- Author: Trina Kleist, UC Davis
One more reason to adopt sustainable cultivation
California wheat farmers could both maintain their yields and improve soil health by growing annual wheat without tilling the soil year after year.
This could be one more encouragement to farmers to adopt a sustainable practice commonly called conservation tillage, no-till or minimum-till cultivation, impacting how we grow a grain that supplies about 20 percent of the calories and protein for people around the world.
A new study, by a team led by Mark Lundy, University of California Cooperative Extension specialist in UC Davis' Department of Plant.../h3>
- Author: Pamela Kan-Rice
UC Global Food Initiative student fellows from University of California campuses throughout the state gathered for a springtime field trip in the Central Valley to learn more about the relationships between food, farming and the environment.
The day-long tour, hosted by UC Agriculture and Natural Resources, began at a farm that is maintained to support wildlife in the breezy Sacramento-San Joaquin River delta region. The GFI fellows also viewed a habitat restoration project at LangeTwins Winery then watched freshly harvested cherries being processed at Morada Produce's packing plant. They wrapped up the day with a tour...
- Author: Aubrey White
For many years, a key international strategy to ending hunger has been to grow more food: push for higher yields, develop ways for farmers to intensify their farming, focus on technologies that drive both. But that focus may be shifting towards another strategy that better accounts for the environment and human well-being – agroecology.
Barbara Gemill-Herren, a retired officer from the Food and Agriculture Organization of the United Nations, spoke recently at UC Davis of the ongoing process at the United Nations to determine an international strategy for agricultural development.
For many, a new paradigm needs to strike a balance between supporting small-scale farmers, supporting healthy ecosystems, and bringing in...
- Author: Rachael Freeman Long

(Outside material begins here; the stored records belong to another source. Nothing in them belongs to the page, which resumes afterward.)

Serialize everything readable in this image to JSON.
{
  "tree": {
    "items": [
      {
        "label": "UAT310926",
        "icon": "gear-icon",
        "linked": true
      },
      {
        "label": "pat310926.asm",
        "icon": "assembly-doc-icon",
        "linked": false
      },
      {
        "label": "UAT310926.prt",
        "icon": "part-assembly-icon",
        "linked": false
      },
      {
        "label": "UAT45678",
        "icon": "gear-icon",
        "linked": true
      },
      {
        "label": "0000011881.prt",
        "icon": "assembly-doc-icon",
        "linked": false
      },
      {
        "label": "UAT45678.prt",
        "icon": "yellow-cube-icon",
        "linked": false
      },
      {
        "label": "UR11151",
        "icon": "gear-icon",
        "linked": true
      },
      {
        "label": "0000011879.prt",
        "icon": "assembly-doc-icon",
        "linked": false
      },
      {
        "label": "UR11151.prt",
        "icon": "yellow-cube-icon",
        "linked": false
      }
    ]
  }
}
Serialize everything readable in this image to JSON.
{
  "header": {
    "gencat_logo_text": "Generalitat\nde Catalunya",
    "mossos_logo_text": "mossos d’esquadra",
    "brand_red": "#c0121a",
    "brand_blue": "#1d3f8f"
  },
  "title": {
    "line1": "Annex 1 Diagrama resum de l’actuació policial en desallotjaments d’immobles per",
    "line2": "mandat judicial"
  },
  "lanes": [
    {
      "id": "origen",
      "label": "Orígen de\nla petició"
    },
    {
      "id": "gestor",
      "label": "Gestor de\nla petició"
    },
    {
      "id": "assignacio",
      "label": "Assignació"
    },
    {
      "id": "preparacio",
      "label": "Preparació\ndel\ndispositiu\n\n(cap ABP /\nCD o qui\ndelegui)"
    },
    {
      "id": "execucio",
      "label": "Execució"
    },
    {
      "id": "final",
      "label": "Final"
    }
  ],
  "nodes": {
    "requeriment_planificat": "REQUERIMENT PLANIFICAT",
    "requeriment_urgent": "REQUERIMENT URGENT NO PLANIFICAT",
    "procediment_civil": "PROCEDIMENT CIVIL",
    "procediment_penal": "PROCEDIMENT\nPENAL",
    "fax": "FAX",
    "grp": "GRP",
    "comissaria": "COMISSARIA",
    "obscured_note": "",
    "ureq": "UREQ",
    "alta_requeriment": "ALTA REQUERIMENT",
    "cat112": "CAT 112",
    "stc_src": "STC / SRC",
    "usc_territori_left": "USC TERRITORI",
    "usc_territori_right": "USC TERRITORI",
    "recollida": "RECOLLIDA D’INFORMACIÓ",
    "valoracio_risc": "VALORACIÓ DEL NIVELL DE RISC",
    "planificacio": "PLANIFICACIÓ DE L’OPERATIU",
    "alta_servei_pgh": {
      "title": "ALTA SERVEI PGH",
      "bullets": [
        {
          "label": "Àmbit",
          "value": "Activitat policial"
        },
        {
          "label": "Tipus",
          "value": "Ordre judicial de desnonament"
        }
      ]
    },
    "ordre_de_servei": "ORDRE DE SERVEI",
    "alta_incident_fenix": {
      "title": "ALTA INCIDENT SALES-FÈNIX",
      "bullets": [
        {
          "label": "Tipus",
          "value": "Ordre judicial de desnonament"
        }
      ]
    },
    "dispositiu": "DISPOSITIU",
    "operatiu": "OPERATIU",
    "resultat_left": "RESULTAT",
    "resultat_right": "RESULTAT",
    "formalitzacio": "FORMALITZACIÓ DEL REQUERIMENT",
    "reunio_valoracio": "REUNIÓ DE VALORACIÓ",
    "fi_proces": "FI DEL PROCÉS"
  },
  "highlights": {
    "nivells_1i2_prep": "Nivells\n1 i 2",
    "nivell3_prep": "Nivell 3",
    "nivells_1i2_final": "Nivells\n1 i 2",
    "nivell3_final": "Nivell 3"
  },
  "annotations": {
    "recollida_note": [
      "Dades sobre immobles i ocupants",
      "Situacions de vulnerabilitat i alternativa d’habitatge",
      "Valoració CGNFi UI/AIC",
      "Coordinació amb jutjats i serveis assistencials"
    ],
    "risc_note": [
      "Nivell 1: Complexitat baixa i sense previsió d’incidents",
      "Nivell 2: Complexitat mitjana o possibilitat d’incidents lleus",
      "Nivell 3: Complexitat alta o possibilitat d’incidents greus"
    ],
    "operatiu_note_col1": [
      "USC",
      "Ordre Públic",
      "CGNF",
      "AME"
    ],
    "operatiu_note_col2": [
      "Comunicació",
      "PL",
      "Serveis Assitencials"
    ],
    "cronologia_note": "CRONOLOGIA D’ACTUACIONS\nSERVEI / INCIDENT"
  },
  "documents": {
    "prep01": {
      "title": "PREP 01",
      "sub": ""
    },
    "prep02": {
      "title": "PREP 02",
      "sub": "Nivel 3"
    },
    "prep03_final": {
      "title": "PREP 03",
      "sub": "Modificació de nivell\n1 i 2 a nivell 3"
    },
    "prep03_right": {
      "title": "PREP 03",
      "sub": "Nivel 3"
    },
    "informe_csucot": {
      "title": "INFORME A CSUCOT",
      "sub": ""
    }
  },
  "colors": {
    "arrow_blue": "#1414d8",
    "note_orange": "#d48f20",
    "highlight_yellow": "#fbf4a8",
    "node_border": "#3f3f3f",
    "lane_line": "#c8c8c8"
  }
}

Do you have your “finger on the pulse” of foods that pack a powerful nutritious punch and trending globally? Then you may know that the United Nations has declared 2016 as The International Year of Pulses. But you may not know what pulses are or California's role in the pulse industry.
Pulses are leguminous crops harvested solely for the dry seed. They include dried beans, lentils, and peas – those staple, nutritious and humble foods that our ancestors began cultivating more than 10,000 years ago.
The United Nations strives to raise awareness about pulses through its slogan, “Nutritious Seeds for a Sustainable Future.” The...
- Author: Pat Bailey
As the global demand for seafood booms, major food retailers are promising that soon all of the fresh, frozen, farmed and wild seafood that they sell will come from sustainable sources. However, finding such sustainable sources to satisfy the global appetite for seafood is easier said than done.
While many of the sustainability standards have been met by commercial fisheries in the developed world, a major challenge exists in fisheries overseen by developing nations, which account for about half of all seafood entering the international market. Unfortunately, only 7 percent of the fisheries that have been fully certified by the Marine Stewardship Council for meeting...